On average, a seasoned massage therapist can perform 4 to 6 hours of massage daily and maintain their energy and stamina.
There are accommodations made for stopping and restarting the program. Information can be found in the catalog under Re-admission Procedure, Add/Drop period, Applying for a Leave of Absence, Returning From a Leave of Absence, and Maximum Time Frame Policy. All requests to start or stop the program must be submitted in writing to the Director of Education.
The NIMA Massage License Program is structured in a way makes it very difficult to switch from a day class to night or night class to day. No two classes will start on the same date, and a switch may result in having to make up classes or repeat classes. However, NIMA recognizes that students may have extenuating circumstances that create a need to change class times. A request to switch day/night classes should be made to the Director of Education, who along with the student and Registrar, will review options for class make-up or repeats, and other arrangements to accommodate the switch based on the student’s needs and academic standing.
Because of the “hands-on” nature of this course of study, most classes are held at NIMA, and are not offered as a home study; the only exception being the Ethics class. Ethics will be offered as a home study course with a few of its classes being held on campus for testing and review.
Tuition includes the following:
- All books are provided but continue to be the property of the school and are to be returned at the end of the course, unmarked or marred. Students may make arrangements with the Finance office if there is a particular book they want to buy to keep. Unreturned books or damaged books will be assessed a fee equivalent to the cost of replacement.
- A uniform top, one lotion bottle/holster, clinic supplies, use of massage tables in the classroom and Massage Skills Lab, which are to stay with the school.
- One time State Licensing testing fee paid within 6 months of program completion.
The pay received by the licensed massage therapists varies based on location, employer contract, or the price set by the Massage Therapist themselves.
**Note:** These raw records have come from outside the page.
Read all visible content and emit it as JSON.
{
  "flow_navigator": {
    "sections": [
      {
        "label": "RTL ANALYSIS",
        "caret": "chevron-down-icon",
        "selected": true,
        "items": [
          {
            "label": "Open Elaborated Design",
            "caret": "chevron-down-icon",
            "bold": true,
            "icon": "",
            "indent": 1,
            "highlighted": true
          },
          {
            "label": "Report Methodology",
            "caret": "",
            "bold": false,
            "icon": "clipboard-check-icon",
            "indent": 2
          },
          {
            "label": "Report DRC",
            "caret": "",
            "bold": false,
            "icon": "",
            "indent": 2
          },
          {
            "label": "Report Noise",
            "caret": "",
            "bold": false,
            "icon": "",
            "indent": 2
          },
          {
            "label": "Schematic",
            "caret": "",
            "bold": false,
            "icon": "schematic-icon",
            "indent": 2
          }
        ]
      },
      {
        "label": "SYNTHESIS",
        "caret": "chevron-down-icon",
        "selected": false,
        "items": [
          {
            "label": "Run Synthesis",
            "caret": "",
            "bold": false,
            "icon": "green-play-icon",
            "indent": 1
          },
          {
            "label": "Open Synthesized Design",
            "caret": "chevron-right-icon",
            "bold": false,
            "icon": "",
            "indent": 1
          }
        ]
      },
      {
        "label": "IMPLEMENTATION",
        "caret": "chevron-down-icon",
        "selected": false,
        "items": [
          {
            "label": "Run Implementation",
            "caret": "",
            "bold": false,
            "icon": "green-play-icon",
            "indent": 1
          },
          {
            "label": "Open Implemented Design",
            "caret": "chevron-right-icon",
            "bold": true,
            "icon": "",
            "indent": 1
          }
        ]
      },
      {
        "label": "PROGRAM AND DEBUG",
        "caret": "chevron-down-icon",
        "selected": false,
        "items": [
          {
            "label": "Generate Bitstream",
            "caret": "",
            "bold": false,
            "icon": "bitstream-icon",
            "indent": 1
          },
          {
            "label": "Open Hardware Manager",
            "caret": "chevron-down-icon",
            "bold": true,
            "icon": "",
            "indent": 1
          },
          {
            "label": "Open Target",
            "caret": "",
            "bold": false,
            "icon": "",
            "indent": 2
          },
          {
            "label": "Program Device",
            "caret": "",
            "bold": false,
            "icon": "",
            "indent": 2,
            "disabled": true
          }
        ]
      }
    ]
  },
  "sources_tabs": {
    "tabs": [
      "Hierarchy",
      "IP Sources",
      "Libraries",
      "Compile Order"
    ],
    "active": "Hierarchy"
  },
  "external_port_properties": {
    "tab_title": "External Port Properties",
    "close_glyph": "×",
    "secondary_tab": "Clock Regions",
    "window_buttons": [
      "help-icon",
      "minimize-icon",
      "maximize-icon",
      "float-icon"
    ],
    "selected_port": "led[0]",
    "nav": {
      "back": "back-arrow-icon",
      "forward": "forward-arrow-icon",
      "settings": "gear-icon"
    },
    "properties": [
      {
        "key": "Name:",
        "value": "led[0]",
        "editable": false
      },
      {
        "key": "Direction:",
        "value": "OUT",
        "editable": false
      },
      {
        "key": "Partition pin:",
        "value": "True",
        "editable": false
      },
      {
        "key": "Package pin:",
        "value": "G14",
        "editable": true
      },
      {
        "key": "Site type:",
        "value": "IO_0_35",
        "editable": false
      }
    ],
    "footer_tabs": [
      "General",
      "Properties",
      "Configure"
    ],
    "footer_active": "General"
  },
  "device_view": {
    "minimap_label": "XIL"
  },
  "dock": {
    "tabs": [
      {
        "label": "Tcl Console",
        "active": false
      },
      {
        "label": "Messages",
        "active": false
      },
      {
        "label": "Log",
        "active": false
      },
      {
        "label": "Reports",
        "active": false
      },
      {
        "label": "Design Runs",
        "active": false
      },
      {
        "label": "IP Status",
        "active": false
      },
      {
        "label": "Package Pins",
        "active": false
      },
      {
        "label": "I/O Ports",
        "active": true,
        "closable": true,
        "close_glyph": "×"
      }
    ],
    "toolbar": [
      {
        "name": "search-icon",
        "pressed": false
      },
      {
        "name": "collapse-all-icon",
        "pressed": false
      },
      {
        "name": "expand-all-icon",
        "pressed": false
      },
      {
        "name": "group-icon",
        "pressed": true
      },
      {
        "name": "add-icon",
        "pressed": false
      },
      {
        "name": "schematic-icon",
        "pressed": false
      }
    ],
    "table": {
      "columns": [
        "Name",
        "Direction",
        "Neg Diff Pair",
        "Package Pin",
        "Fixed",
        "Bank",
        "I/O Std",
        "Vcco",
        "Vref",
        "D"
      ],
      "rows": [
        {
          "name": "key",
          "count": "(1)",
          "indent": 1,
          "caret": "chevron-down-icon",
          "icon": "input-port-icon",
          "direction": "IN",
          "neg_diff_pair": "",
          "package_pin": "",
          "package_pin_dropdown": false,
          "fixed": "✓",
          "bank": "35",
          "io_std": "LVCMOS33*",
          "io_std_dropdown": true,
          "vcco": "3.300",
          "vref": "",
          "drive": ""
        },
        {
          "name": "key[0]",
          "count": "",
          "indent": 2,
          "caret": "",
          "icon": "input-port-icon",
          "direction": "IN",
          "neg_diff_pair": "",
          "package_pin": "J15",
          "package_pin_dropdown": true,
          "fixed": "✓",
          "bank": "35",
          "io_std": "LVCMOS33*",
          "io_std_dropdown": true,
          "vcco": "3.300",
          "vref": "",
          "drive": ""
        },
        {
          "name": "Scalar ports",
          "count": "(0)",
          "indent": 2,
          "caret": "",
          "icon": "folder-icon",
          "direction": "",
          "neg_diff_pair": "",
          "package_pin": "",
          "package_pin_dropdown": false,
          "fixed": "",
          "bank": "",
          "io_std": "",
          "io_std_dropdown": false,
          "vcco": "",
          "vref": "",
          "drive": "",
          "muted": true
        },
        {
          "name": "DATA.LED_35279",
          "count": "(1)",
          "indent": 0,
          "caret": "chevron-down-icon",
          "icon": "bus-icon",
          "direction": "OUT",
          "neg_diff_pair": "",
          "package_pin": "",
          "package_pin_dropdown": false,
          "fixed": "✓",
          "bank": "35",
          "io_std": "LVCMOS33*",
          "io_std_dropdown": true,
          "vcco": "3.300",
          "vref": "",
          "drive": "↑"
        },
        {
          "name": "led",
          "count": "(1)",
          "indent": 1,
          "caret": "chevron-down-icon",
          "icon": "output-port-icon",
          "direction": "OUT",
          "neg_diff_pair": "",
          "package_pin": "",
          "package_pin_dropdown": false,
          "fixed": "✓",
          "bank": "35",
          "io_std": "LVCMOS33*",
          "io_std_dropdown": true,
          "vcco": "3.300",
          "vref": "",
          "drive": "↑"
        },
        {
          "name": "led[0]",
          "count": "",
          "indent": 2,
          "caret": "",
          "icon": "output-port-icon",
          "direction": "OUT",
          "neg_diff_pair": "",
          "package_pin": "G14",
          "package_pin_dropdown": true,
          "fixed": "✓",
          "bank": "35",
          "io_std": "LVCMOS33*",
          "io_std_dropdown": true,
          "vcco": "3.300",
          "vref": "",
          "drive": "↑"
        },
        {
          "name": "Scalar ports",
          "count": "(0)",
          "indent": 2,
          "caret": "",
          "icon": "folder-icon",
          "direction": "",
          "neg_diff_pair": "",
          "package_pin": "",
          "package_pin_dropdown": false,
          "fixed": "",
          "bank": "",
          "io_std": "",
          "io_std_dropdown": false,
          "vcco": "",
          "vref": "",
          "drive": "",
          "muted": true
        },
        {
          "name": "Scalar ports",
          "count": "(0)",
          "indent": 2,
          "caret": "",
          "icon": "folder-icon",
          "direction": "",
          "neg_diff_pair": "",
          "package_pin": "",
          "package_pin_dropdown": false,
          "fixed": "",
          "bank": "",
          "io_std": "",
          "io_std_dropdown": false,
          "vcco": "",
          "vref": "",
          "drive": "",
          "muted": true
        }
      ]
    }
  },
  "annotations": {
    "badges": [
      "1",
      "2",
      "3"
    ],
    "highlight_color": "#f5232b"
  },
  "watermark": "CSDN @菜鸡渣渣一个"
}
The U.S. Bureau of Labor Statistics reports that the national average salary for a massage therapist was $39,920 as of May 2011. The median annual salary reported was $35,830. The lowest-paid 25 percent of all massage therapists surveyed reported an hourly wage of $11.93 or less and an annual salary of $24,810.
The most common job placements are at a spa/salon, chiropractic office, or private practice. Gyms and fitness centers are hiring more and more Massage Therapists. As your education continues (the state required Continuing Education or CE classes to maintain your license), you will find that you lean toward a specialty in your massage practice which makes you more desirable and in more of a demand. NIMA’s goal is to provide a comprehensive program, so when students move from Idaho to another state, they are well qualified to take that state’s exam and continue their massage practice across the nation. However, if you are considering/contemplating a move to or living in another state, please verify licensure requirements or know additional licensure requirements may be required for states other than Idaho and Washington.
Massage Therapy is a very specific field, and while licensing in other fields is common and may enhance the Massage License Program, they cannot replace it. Likewise being licensed in another field is enhanced by taking the Massage License Program.
The only accepted credit transfer at NIMA is for Human Anatomy & Physiology as long as the previous education received in that class is equivalent to the requirements for the A&P class held by NIMA.
We make every effort to accommodate multiple learning styles, schedules, and needs. Each individual is unique and whether or not the course is too hard will depend entirely on your dedication and perseverance to the program, and your willingness to work with our faculty and staff.
You will receive a Certificate of Completion indicating that you have successfully completed the state and school requirements for NIMA’s Massage License Program. Once you receive your certificate you are then eligible to take the state licensing exam to become licensed Massage Therapists. When you pass the state exam, you will then be able to practice Massage Therapy.